** What to work on **
If a line in the listing contains "Test", copy it out whole.

** Records **
::::::

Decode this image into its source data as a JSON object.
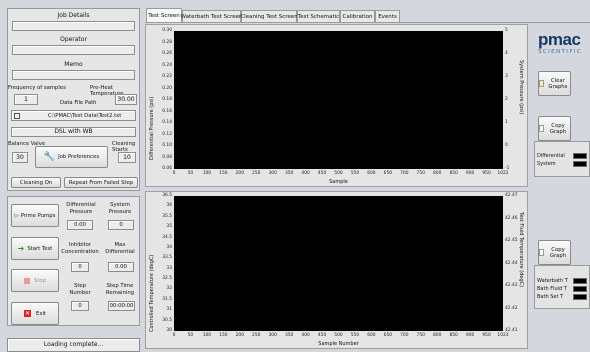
{
  "left": {
    "job_details_label": "Job Details",
    "operator_label": "Operator",
    "memo_label": "Memo",
    "frequency_label": "Frequency of samples",
    "frequency_value": "1",
    "preheat_label": "Pre-Heat Temperature",
    "preheat_value": "30.00",
    "data_file_label": "Data File Path",
    "data_file_value": "C:\\PMAC\\Test Data\\Test2.txt",
    "mode_value": "DSL with WB",
    "balance_valve_label": "Balance Valve",
    "balance_valve_value": "30",
    "job_preferences_label": "Job Preferences",
    "cleaning_starts_label": "Cleaning Starts",
    "cleaning_starts_value": "10",
    "cleaning_on_label": "Cleaning On",
    "repeat_label": "Repeat From Failed Step",
    "prime_pumps_label": "Prime Pumps",
    "start_test_label": "Start Test",
    "stop_label": "Stop",
    "exit_label": "Exit",
    "diff_pressure_label": "Differential Pressure",
    "diff_pressure_value": "0.00",
    "system_pressure_label": "System Pressure",
    "system_pressure_value": "0",
    "inhibitor_label": "Inhibitor Concentration",
    "inhibitor_value": "0",
    "max_diff_label": "Max Differential",
    "max_diff_value": "0.00",
    "step_number_label": "Step Number",
    "step_number_value": "0",
    "step_time_label": "Step Time Remaining",
    "step_time_value": "00:00:00",
    "status_text": "Loading complete..."
  },
  "tabs": [
    "Test Screen",
    "Waterbath Test Screen",
    "Cleaning Test Screen",
    "Test Schematic",
    "Calibration",
    "Events"
  ],
  "top_chart": {
    "ylabel_left": "Differential Pressure (psi)",
    "ylabel_right": "System Pressure (psi)",
    "xlabel": "Sample",
    "y_ticks": [
      "0.30",
      "0.28",
      "0.26",
      "0.24",
      "0.22",
      "0.20",
      "0.18",
      "0.16",
      "0.14",
      "0.12",
      "0.10",
      "0.08",
      "0.06"
    ],
    "y2_ticks": [
      "5",
      "4",
      "3",
      "2",
      "1",
      "0",
      "-1"
    ],
    "x_ticks": [
      "0",
      "50",
      "100",
      "150",
      "200",
      "250",
      "300",
      "350",
      "400",
      "450",
      "500",
      "550",
      "600",
      "650",
      "700",
      "750",
      "800",
      "850",
      "900",
      "950",
      "1022"
    ]
  },
  "bottom_chart": {
    "ylabel_left": "Controlled Temperature (degC)",
    "ylabel_right": "Test Fluid Temperature (degC)",
    "xlabel": "Sample Number",
    "y_ticks": [
      "36.5",
      "36",
      "35.5",
      "35",
      "34.5",
      "34",
      "33.5",
      "33",
      "32.5",
      "32",
      "31.5",
      "31",
      "30.5",
      "30"
    ],
    "y2_ticks": [
      "42.47",
      "42.46",
      "42.45",
      "42.44",
      "42.43",
      "42.42",
      "42.41"
    ],
    "x_ticks": [
      "0",
      "50",
      "100",
      "150",
      "200",
      "250",
      "300",
      "350",
      "400",
      "450",
      "500",
      "550",
      "600",
      "650",
      "700",
      "750",
      "800",
      "850",
      "900",
      "950",
      "1023"
    ]
  },
  "right": {
    "logo_text": "pmac",
    "logo_sub": "SCIENTIFIC",
    "clear_graphs_label": "Clear Graphs",
    "copy_graph_label": "Copy Graph",
    "copy_graph2_label": "Copy Graph",
    "legend_top": [
      "Differential",
      "System"
    ],
    "legend_bottom": [
      "Waterbath T",
      "Bath Fluid T",
      "Bath Set T"
    ]
  }
}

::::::

** Exercise result **
    "data_file_value": "C:\\PMAC\\Test Data\\Test2.txt",
    "start_test_label": "Start Test",
    "Test Screen",
    "Waterbath Test Screen",
    "Cleaning Test Screen",
    "Test Schematic",
    "ylabel_right": "Test Fluid Temperature (degC)",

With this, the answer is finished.